Data records for software interfaces
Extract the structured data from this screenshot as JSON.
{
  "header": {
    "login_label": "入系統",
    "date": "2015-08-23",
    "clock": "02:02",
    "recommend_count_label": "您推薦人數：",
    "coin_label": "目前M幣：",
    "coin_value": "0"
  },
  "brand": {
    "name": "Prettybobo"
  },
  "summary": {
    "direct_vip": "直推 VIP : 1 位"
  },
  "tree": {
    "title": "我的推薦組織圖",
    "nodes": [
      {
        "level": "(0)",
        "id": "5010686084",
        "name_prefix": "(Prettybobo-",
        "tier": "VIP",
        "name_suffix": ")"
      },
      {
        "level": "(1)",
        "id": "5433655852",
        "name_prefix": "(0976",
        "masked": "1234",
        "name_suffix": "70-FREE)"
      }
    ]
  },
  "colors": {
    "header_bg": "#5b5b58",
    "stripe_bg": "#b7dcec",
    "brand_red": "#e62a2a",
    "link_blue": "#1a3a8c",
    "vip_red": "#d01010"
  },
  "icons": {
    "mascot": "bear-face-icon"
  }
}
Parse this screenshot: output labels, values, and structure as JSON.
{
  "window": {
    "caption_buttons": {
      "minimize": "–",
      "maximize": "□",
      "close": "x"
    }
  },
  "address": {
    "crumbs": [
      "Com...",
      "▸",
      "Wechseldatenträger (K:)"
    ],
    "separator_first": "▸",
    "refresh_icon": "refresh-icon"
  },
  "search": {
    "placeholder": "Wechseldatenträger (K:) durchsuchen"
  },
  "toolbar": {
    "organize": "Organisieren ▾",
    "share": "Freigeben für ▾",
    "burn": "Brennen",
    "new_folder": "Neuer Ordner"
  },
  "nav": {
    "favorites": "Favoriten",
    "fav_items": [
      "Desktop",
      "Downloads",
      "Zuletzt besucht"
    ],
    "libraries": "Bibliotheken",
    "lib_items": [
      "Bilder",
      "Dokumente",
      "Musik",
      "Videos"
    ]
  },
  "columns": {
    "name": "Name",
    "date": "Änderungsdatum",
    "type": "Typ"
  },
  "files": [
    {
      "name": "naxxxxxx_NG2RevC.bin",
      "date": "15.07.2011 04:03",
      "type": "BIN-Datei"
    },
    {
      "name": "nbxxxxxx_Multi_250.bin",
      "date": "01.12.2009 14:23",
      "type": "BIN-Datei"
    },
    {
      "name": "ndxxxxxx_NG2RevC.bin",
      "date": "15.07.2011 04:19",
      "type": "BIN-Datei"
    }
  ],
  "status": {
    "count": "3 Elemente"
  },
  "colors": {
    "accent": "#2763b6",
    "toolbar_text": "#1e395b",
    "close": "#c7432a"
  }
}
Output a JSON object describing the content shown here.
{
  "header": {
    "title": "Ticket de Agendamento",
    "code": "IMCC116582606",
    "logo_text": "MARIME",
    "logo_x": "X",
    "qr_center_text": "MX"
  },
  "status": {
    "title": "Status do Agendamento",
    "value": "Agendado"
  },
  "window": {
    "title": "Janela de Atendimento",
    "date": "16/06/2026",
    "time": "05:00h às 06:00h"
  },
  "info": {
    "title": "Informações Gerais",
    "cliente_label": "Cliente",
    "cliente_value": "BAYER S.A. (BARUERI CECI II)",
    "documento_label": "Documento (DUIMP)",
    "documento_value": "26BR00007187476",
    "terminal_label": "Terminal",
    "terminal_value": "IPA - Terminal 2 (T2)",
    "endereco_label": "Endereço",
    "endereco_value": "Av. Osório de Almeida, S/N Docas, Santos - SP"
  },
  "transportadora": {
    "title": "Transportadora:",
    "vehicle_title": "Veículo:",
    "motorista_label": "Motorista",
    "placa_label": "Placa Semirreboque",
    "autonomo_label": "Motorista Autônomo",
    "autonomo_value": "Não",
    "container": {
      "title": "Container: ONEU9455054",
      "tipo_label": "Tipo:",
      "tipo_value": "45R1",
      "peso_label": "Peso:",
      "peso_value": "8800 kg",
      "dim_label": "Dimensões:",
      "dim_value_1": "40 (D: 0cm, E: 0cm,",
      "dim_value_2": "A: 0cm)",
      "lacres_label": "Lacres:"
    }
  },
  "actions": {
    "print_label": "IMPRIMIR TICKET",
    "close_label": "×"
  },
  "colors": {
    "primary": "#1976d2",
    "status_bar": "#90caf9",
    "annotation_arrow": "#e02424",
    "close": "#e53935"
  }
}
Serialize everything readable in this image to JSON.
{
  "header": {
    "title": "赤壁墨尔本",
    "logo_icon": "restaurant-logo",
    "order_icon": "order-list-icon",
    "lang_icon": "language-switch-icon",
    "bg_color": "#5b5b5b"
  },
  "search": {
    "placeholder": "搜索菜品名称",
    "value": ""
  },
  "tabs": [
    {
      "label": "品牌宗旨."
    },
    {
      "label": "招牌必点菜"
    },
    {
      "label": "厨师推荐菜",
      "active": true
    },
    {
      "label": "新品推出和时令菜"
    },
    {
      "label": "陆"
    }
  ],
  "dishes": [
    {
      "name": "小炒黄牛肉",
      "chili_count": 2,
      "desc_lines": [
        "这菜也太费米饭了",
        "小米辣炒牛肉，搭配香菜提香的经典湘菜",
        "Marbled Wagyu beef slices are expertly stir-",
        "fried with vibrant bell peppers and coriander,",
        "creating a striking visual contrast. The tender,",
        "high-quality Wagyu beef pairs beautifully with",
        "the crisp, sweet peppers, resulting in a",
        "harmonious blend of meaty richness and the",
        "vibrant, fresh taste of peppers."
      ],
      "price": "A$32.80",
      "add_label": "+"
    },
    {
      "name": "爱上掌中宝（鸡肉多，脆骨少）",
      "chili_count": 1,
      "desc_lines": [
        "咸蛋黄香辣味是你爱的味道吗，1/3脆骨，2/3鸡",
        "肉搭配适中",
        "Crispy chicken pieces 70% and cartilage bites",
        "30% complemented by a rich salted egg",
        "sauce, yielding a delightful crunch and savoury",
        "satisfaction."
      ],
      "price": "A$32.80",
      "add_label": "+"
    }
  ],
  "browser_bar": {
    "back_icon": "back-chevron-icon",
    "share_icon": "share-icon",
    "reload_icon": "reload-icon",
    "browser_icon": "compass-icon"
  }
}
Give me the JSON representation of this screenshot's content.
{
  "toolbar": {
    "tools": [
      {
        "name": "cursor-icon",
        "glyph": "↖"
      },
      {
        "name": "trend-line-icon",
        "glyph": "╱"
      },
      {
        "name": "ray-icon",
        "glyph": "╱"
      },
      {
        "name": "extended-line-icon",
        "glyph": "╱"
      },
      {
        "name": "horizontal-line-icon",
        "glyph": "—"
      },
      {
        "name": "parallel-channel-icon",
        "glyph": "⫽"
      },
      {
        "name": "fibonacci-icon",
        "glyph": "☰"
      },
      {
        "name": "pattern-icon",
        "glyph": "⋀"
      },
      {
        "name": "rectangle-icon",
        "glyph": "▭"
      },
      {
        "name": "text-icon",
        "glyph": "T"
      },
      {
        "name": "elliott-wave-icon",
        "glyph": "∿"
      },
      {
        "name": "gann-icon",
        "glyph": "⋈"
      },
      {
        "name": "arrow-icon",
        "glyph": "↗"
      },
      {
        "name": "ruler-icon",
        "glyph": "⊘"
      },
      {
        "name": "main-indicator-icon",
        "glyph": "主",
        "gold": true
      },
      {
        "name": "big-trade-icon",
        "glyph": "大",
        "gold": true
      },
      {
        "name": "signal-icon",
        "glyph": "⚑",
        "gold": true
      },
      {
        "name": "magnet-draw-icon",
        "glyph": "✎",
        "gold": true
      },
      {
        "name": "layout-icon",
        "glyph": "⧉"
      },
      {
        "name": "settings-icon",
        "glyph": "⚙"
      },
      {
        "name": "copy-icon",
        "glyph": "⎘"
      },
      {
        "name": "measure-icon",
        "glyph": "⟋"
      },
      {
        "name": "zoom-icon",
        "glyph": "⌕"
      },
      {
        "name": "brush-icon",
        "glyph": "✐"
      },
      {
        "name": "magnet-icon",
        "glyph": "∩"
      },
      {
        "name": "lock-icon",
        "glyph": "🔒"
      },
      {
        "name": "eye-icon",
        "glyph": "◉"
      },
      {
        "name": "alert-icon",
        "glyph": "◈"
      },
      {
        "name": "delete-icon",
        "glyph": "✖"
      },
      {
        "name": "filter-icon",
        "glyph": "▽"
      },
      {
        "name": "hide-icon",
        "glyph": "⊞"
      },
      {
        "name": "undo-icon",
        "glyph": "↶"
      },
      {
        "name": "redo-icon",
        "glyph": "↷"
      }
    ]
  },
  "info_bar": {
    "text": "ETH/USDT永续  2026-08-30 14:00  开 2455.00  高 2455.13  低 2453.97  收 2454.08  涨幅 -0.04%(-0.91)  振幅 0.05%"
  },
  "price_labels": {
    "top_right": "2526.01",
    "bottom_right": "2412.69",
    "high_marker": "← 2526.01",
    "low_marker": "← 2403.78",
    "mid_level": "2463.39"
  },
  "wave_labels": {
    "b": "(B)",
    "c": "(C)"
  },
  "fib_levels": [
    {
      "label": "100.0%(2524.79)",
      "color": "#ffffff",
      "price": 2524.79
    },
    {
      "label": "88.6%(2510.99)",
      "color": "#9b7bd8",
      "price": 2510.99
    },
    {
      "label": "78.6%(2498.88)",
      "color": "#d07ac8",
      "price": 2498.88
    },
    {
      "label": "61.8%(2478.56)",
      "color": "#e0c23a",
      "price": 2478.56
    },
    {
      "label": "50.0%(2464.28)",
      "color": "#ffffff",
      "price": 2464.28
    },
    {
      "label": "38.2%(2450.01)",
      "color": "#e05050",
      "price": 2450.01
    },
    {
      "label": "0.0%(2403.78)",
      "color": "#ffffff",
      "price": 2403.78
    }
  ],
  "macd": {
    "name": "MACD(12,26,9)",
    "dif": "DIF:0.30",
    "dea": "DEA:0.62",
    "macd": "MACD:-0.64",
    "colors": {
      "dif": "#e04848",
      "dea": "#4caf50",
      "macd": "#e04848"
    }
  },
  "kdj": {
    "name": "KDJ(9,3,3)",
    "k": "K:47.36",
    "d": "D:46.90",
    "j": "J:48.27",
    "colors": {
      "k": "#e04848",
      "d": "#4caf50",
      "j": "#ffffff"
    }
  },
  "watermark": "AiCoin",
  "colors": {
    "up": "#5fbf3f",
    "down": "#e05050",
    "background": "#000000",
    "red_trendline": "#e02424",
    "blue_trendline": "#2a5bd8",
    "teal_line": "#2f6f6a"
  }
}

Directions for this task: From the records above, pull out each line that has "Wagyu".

Your solution:
        "Marbled Wagyu beef slices are expertly stir-",
        "high-quality Wagyu beef pairs beautifully with",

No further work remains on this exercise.